Farewell to the Noughties – a depressing decade of decay
Yet the Conservative Party has been complicit, and Cranmer has no hesitation in highlighting its spectacular failures in opposition. The Party has chopped and changed leaders so often that the general public has scarcely had time to put a face to a name. They have limped from the demise of the ‘don’t-tie-my-hands’ John Major, through the trendy baseball-cap-wearing William Hague, on to ‘the quiet man’ who was Iain Duncan Smith, then to the undeniable ‘something-of-the-night’ Michael Howard, and then ex nihilo came David Cameron, with whom Cranmer had dinner just a fortnight before his election as party leader. He is no fool, and knows what must be done. To be out of office for 13 years and go through five leaders will rank among the lowest points in the party’s history: it has been another aimless foray into the wilderness which will rank with that of 1850-74. It is now up to David Cameron to lead us to the Promised Land.
The decade has been punctuated by the seismic and unforgettable – the destruction of the World Trade Centre will one day surpass the shock and slaughter at Pearl Harbour in the American historic consciousness. The evil was latent, but it spawned a new era of overt ‘global terrorism’, and jihad entered the Western vernacular. London was hit by its own atrocity in the summer of 2005, and very nearly indeed we came to a Christmas Day spectacular on Flight 253 to Detroit. We are a nation at war, and our soldiers are dying weekly in Afghanistan and Iraq, and they are not really sure why. Closer to home, duck houses, moat cleaning, mortgage flipping and Sky sex movies brought our Parliament to its lowest ebb since Cromwell last purged it. As the world was convulsed by its own labour pains with tsunamis, earthquakes, disease and famine, financial armageddon hit like an asteroid, and the punitive taxation consequences will be felt by generations to come.
The Noughties have been a depressing decade of decay: civilisation has become more uncivil; lies have become truth; justice has ceased to be just.
And what of the 2010s, or two-thousand-and tens?
Firstly, let us get the collective name right. The decade must be called the Twenteens. Forget the inconvenient fact that 10, 11 and 12 are not ‘teen years: the name will catch on thereafter. You read it here first.
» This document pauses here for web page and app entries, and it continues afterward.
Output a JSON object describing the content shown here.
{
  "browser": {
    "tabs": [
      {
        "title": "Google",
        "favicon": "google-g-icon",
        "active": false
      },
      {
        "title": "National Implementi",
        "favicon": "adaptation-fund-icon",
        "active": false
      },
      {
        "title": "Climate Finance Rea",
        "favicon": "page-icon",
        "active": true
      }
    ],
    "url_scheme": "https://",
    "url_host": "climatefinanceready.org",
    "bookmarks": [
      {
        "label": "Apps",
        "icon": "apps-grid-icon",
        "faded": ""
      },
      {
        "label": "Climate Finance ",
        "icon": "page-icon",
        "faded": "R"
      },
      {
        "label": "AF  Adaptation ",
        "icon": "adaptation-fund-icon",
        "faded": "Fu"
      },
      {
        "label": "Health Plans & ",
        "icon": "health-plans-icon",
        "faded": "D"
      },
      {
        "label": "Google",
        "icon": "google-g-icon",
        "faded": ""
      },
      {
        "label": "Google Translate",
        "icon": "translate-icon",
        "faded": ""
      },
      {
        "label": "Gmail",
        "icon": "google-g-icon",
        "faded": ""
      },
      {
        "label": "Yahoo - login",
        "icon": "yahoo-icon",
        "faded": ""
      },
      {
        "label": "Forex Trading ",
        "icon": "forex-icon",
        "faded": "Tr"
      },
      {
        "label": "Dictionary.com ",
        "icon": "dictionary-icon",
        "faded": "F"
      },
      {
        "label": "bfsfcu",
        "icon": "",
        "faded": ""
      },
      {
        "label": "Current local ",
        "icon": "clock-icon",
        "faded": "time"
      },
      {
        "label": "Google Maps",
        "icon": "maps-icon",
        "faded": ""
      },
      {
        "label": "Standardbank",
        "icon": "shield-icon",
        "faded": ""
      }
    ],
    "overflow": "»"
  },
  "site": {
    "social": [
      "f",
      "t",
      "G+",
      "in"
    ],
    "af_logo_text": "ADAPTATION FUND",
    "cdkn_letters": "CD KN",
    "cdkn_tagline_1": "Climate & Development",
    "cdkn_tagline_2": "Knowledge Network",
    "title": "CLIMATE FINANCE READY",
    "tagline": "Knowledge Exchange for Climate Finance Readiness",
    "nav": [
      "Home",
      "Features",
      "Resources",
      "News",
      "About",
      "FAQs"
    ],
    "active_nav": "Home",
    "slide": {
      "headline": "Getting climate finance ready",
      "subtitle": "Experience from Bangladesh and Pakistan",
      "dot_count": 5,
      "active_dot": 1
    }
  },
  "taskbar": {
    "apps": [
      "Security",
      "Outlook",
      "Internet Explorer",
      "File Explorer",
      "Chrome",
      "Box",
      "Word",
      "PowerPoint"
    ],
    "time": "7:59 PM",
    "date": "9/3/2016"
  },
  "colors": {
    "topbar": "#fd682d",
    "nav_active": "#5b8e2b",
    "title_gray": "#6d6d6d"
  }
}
Cranmer has predicted 10 events of the Twenteens below. Granted, some are born of his present pessimism, and one or two are tongue in cheek.
But, surely, things can only get better?